What surprised us pleasantly, aside from the original and elegant decorations throughout the village, was the presence of many young people who, to the joy of the visitors and the locals, put on a performance of breakdance music which brought the festival decisively into the modern times of the twenty-first century.
Cherries originated in Asia Minor, and it took thousands of years and patient cultivation before housewives opened their kitchens to these small but delicious spheres. Today, in fact, there is hardly a country that does not have its own recipes with cherries. Here at Farfalla di Toscana, coming from both the Old and the New World, from the South and the North, we did not know to whom we should give the honor of a personal recipe using cherries. So, we wrote the names of twenty countries on scraps of paper, put them into a container (of Tuscan terracotta, of course), and cast lots.
Against all odds, France won; and although France and Italy compete in fashion, cars, food, and the good life, the following recipe seems to us to be not at all bad! Let’s hope the Tuscans won’t hold it against us…
700 gr. of cherries
3 eggs + 2 yolks
100 gr. of flour
100 gr. of sugar
250 gr. of milk
1 sachet of vanillin
1 pinch of salt
Wash and dry the cherries. Remove the stems and the stones. Mix the eggs, yolk, and sugar into a frothy mixture. Add salt and vanillin and gradually stir in the milk and flour.

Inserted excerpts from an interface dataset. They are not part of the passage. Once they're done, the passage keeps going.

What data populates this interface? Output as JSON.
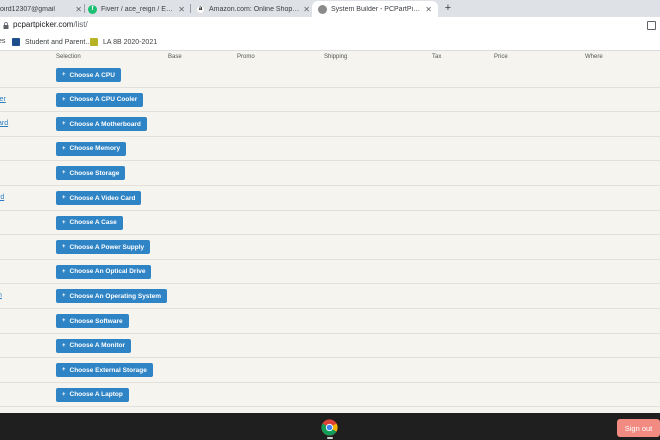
{
  "tabs": [
    {
      "title": "oird12307@gmail",
      "favicon_color": "#ea4335",
      "active": false
    },
    {
      "title": "Fiverr / ace_reign / Edit Gig",
      "favicon_color": "#1dbf73",
      "favicon_glyph": "f",
      "active": false
    },
    {
      "title": "Amazon.com: Online Shopping",
      "favicon_color": "#ffffff",
      "favicon_glyph": "a",
      "active": false
    },
    {
      "title": "System Builder - PCPartPicker",
      "favicon_color": "#8a8a8a",
      "active": true
    }
  ],
  "address": {
    "host": "pcpartpicker.com",
    "path": "/list/"
  },
  "bookmarks": [
    {
      "label": "es",
      "color": "#1a73e8"
    },
    {
      "label": "Student and Parent...",
      "color": "#1f4e8c"
    },
    {
      "label": "LA 8B 2020-2021",
      "color": "#b7b324"
    }
  ],
  "table": {
    "headers": [
      "Selection",
      "Base",
      "Promo",
      "Shipping",
      "Tax",
      "Price",
      "Where"
    ],
    "rows": [
      {
        "component": "",
        "button": "Choose A CPU"
      },
      {
        "component": "ler",
        "button": "Choose A CPU Cooler"
      },
      {
        "component": "ard",
        "button": "Choose A Motherboard"
      },
      {
        "component": "",
        "button": "Choose Memory"
      },
      {
        "component": "",
        "button": "Choose Storage"
      },
      {
        "component": "rd",
        "button": "Choose A Video Card"
      },
      {
        "component": "",
        "button": "Choose A Case"
      },
      {
        "component": "",
        "button": "Choose A Power Supply"
      },
      {
        "component": "",
        "button": "Choose An Optical Drive"
      },
      {
        "component": "n",
        "button": "Choose An Operating System"
      },
      {
        "component": "",
        "button": "Choose Software"
      },
      {
        "component": "",
        "button": "Choose A Monitor"
      },
      {
        "component": "",
        "button": "Choose External Storage"
      },
      {
        "component": "",
        "button": "Choose A Laptop"
      }
    ]
  },
  "taskbar": {
    "signout_label": "Sign out",
    "app_icon": "chrome-icon"
  },
  "colors": {
    "button": "#2f84c6",
    "link": "#2c7ec5",
    "signout": "#f28b82"
  }
}
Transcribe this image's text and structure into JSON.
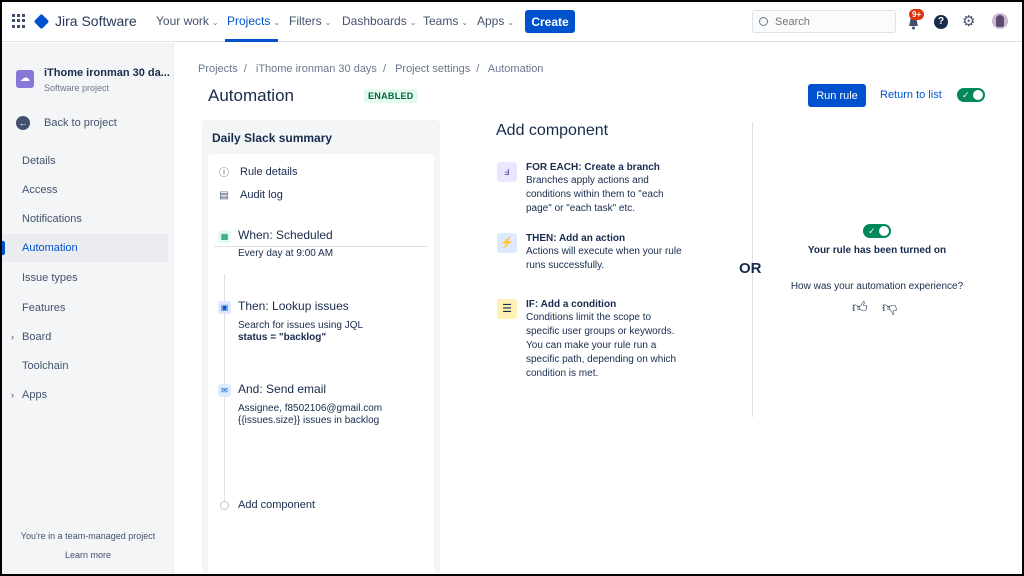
{
  "topnav": {
    "logo_text": "Jira Software",
    "items": [
      {
        "label": "Your work"
      },
      {
        "label": "Projects"
      },
      {
        "label": "Filters"
      },
      {
        "label": "Dashboards"
      },
      {
        "label": "Teams"
      },
      {
        "label": "Apps"
      }
    ],
    "create_label": "Create",
    "search_placeholder": "Search",
    "notification_count": "9+",
    "help_glyph": "?"
  },
  "sidebar": {
    "project_name": "iThome ironman 30 da...",
    "project_type": "Software project",
    "back_label": "Back to project",
    "items": [
      {
        "label": "Details"
      },
      {
        "label": "Access"
      },
      {
        "label": "Notifications"
      },
      {
        "label": "Automation"
      },
      {
        "label": "Issue types"
      },
      {
        "label": "Features"
      },
      {
        "label": "Board"
      },
      {
        "label": "Toolchain"
      },
      {
        "label": "Apps"
      }
    ],
    "footer_text": "You're in a team-managed project",
    "learn_more": "Learn more"
  },
  "breadcrumb": [
    "Projects",
    "iThome ironman 30 days",
    "Project settings",
    "Automation"
  ],
  "page": {
    "title": "Automation",
    "status": "ENABLED",
    "run_rule": "Run rule",
    "return_to_list": "Return to list"
  },
  "rule": {
    "name": "Daily Slack summary",
    "rule_details": "Rule details",
    "audit_log": "Audit log",
    "steps": [
      {
        "title": "When: Scheduled",
        "desc": "Every day at 9:00 AM",
        "desc2": ""
      },
      {
        "title": "Then: Lookup issues",
        "desc": "Search for issues using JQL",
        "desc2": "status = \"backlog\""
      },
      {
        "title": "And: Send email",
        "desc": "Assignee, f8502106@gmail.com",
        "desc2": "{{issues.size}} issues in backlog"
      }
    ],
    "add_component": "Add component"
  },
  "add_component": {
    "heading": "Add component",
    "items": [
      {
        "title": "FOR EACH: Create a branch",
        "desc": "Branches apply actions and conditions within them to \"each page\" or \"each task\" etc."
      },
      {
        "title": "THEN: Add an action",
        "desc": "Actions will execute when your rule runs successfully."
      },
      {
        "title": "IF: Add a condition",
        "desc": "Conditions limit the scope to specific user groups or keywords. You can make your rule run a specific path, depending on which condition is met."
      }
    ]
  },
  "or_label": "OR",
  "feedback": {
    "turned_on": "Your rule has been turned on",
    "question": "How was your automation experience?"
  },
  "colors": {
    "brand": "#0052CC",
    "toggle_on": "#00875A",
    "enabled_text": "#006644"
  }
}
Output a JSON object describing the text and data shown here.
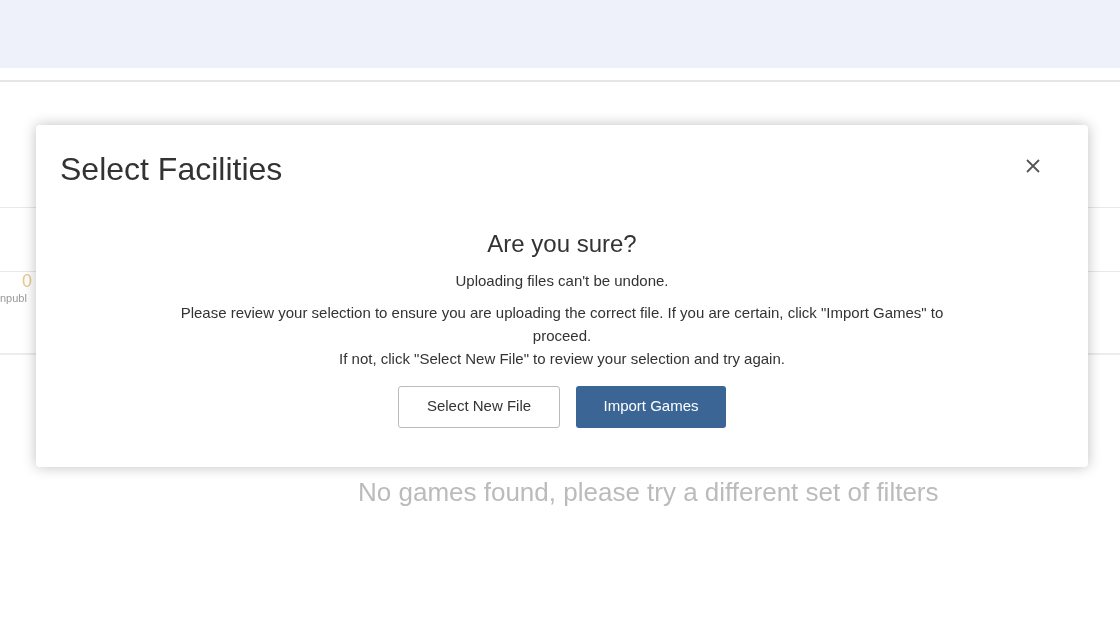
{
  "background": {
    "stat_value": "0",
    "stat_label": "npubl",
    "empty_message": "No games found, please try a different set of filters"
  },
  "modal": {
    "title": "Select Facilities",
    "heading": "Are you sure?",
    "warning": "Uploading files can't be undone.",
    "message_lines": [
      "Please review your selection to ensure you are uploading the correct file. If you are certain, click \"Import Games\" to proceed.",
      "If not, click \"Select New File\" to review your selection and try again."
    ],
    "buttons": [
      {
        "label": "Select New File",
        "kind": "secondary"
      },
      {
        "label": "Import Games",
        "kind": "primary"
      }
    ]
  }
}
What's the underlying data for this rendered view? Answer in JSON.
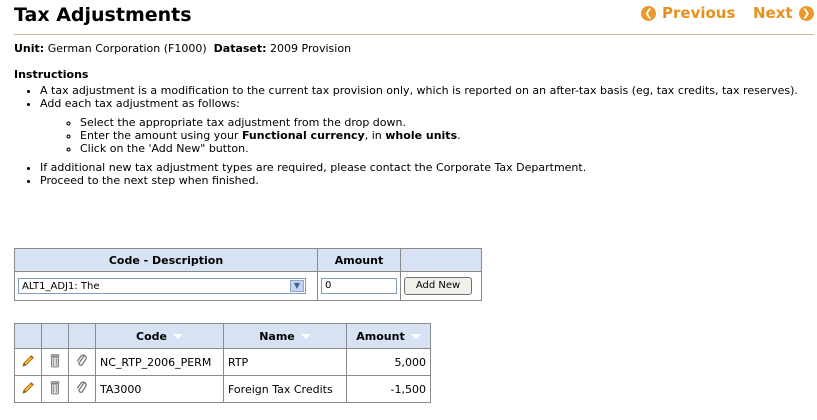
{
  "header": {
    "title": "Tax Adjustments",
    "previous_label": "Previous",
    "next_label": "Next"
  },
  "context": {
    "unit_label": "Unit:",
    "unit_value": "German Corporation (F1000)",
    "dataset_label": "Dataset:",
    "dataset_value": "2009 Provision"
  },
  "instructions": {
    "heading": "Instructions",
    "bullet1": "A tax adjustment is a modification to the current tax provision only, which is reported on an after-tax basis (eg, tax credits, tax reserves).",
    "bullet2": "Add each tax adjustment as follows:",
    "sub1": "Select the appropriate tax adjustment from the drop down.",
    "sub2_pre": "Enter the amount using your ",
    "sub2_b1": "Functional currency",
    "sub2_mid": ", in ",
    "sub2_b2": "whole units",
    "sub2_end": ".",
    "sub3": "Click on the 'Add New\" button.",
    "bullet3": "If additional new tax adjustment types are required, please contact the Corporate Tax Department.",
    "bullet4": "Proceed to the next step when finished."
  },
  "add_form": {
    "col_code_desc": "Code - Description",
    "col_amount": "Amount",
    "selected_code": "ALT1_ADJ1: The",
    "amount_value": "0",
    "add_button": "Add New"
  },
  "list": {
    "col_code": "Code",
    "col_name": "Name",
    "col_amount": "Amount",
    "rows": [
      {
        "code": "NC_RTP_2006_PERM",
        "name": "RTP",
        "amount": "5,000"
      },
      {
        "code": "TA3000",
        "name": "Foreign Tax Credits",
        "amount": "-1,500"
      }
    ]
  },
  "colors": {
    "accent": "#e8911c",
    "header_bg": "#d7e3f5",
    "rule": "#c9b999"
  },
  "icons": [
    "chevron-left-icon",
    "chevron-right-icon",
    "dropdown-arrow-icon",
    "pencil-icon",
    "trash-icon",
    "paperclip-icon",
    "sort-icon"
  ]
}
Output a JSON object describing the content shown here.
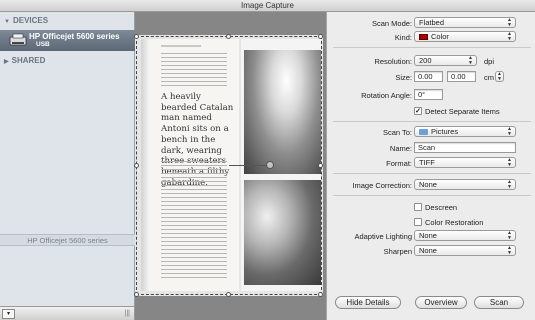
{
  "window": {
    "title": "Image Capture"
  },
  "sidebar": {
    "devices_header": "DEVICES",
    "device": {
      "name": "HP Officejet 5600 series",
      "connection": "USB"
    },
    "shared_header": "SHARED",
    "footer_label": "HP Officejet 5600 series"
  },
  "preview": {
    "left_page_text": "A heavily bearded Catalan man named Antoni sits on a bench in the dark, wearing three sweaters beneath a filthy gabardine."
  },
  "settings": {
    "scan_mode": {
      "label": "Scan Mode:",
      "value": "Flatbed"
    },
    "kind": {
      "label": "Kind:",
      "value": "Color",
      "swatch_color": "#aa0000"
    },
    "resolution": {
      "label": "Resolution:",
      "value": "200",
      "unit": "dpi"
    },
    "size": {
      "label": "Size:",
      "width": "0.00",
      "height": "0.00",
      "unit": "cm"
    },
    "rotation": {
      "label": "Rotation Angle:",
      "value": "0°"
    },
    "detect_separate": {
      "label": "Detect Separate Items",
      "checked": true
    },
    "scan_to": {
      "label": "Scan To:",
      "value": "Pictures"
    },
    "name": {
      "label": "Name:",
      "value": "Scan"
    },
    "format": {
      "label": "Format:",
      "value": "TIFF"
    },
    "image_correction": {
      "label": "Image Correction:",
      "value": "None"
    },
    "descreen": {
      "label": "Descreen",
      "checked": false
    },
    "color_restoration": {
      "label": "Color Restoration",
      "checked": false
    },
    "adaptive_lighting": {
      "label": "Adaptive Lighting",
      "value": "None"
    },
    "sharpen": {
      "label": "Sharpen",
      "value": "None"
    }
  },
  "buttons": {
    "hide_details": "Hide Details",
    "overview": "Overview",
    "scan": "Scan"
  },
  "check_glyph": "✓"
}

Pour half the mixture into a non-stick pan (or into a greased pan or a pan covered with baking paper), or into small molds suitable for baking. Distribute the cherries uniformly and cover with the other half of the mixture. Bake in oven over medium heat for 35/40 minutes. Remove from oven, allow to cool. Sprinkle with the icing sugar and serve as is, or accompanied with whipped cream and/or ice cream.
Anneliese Rabl (translation John McAuliffe) x